Embargo Period


Document Type


Degree Name

M.A. in Educational Leadership


Educational Services and Leadership


College of Education


Lysik, Gerald S.


Academic achievement; Mathematics--Study and teaching (Secondary); Teacher effectiveness


Educational Leadership

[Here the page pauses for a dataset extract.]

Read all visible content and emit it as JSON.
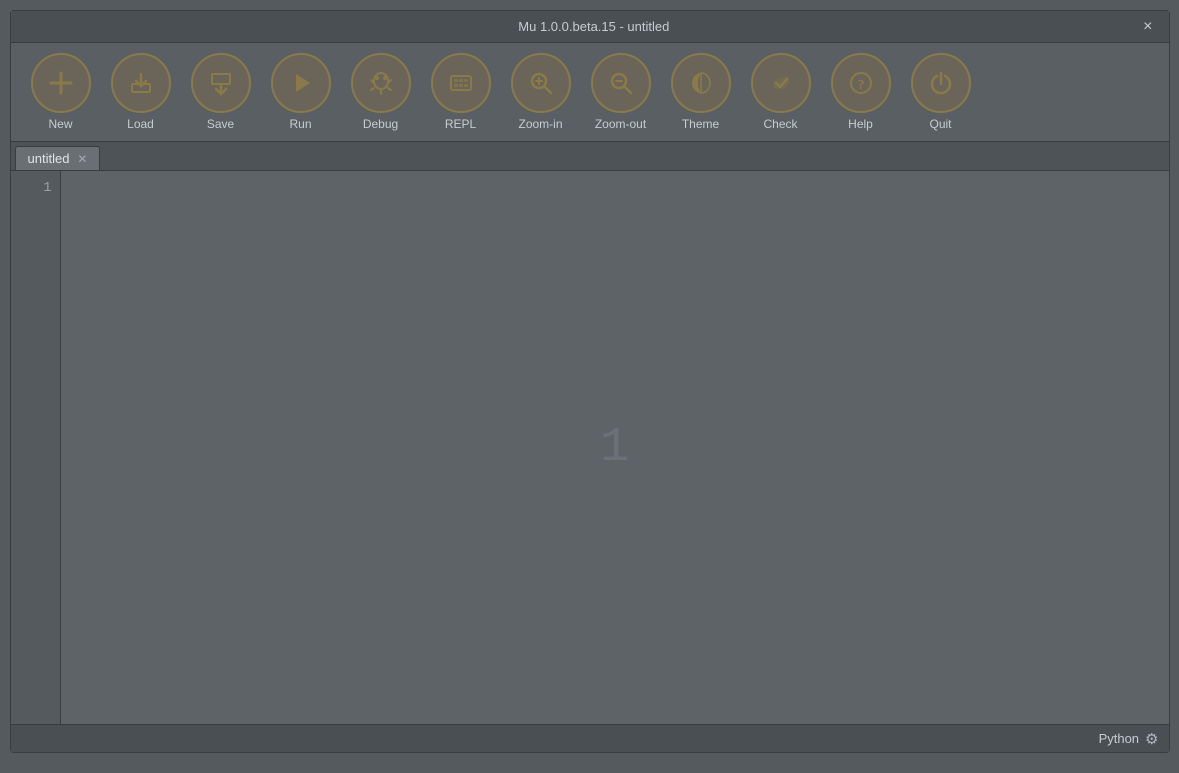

The purpose of this study was to determine the effect of high teacher self-efficacy, both teaching and personal, had upon student achievement. First, the 7th grade academic math teachers at the XYZ Middle School were asked to complete the 30-item Teacher Efficacy Scale (Gibson 1983), in order to obtain both a teacher with high efficacy (teacher-A), and a teacher with low efficacy (teacher-B). Second, ten pairs of students (ten from both teacher-A and teacher-B) of equal caliber/academic ability (based upon their Stanford 9 math score, and average in math, for 6th grade) were chosen from the two academic math classes. Third, the ten pairs of students' post-math average (math grades for the first two marking periods of 7th grade), were analyzed and compared with their pre-math average (6th grade Stanford 9 math score and 6th grade math average) in order to measure the performance difference between the two averages, and determine the relationship between teacher efficacy and student achievement. In conclusion, the results of this study failed to provide substantial support for the hypothesis (that teachers' sense of efficacy is in fact related to student achievement). Overall, the ten pairs of students' post-math averages decreased. Therefore, the intern looked at both the limitations of the study and the multitude of variables that lend to both the assessment of teacher efficacy and student achievement in order to provide an explanation for the unexpected results of this study.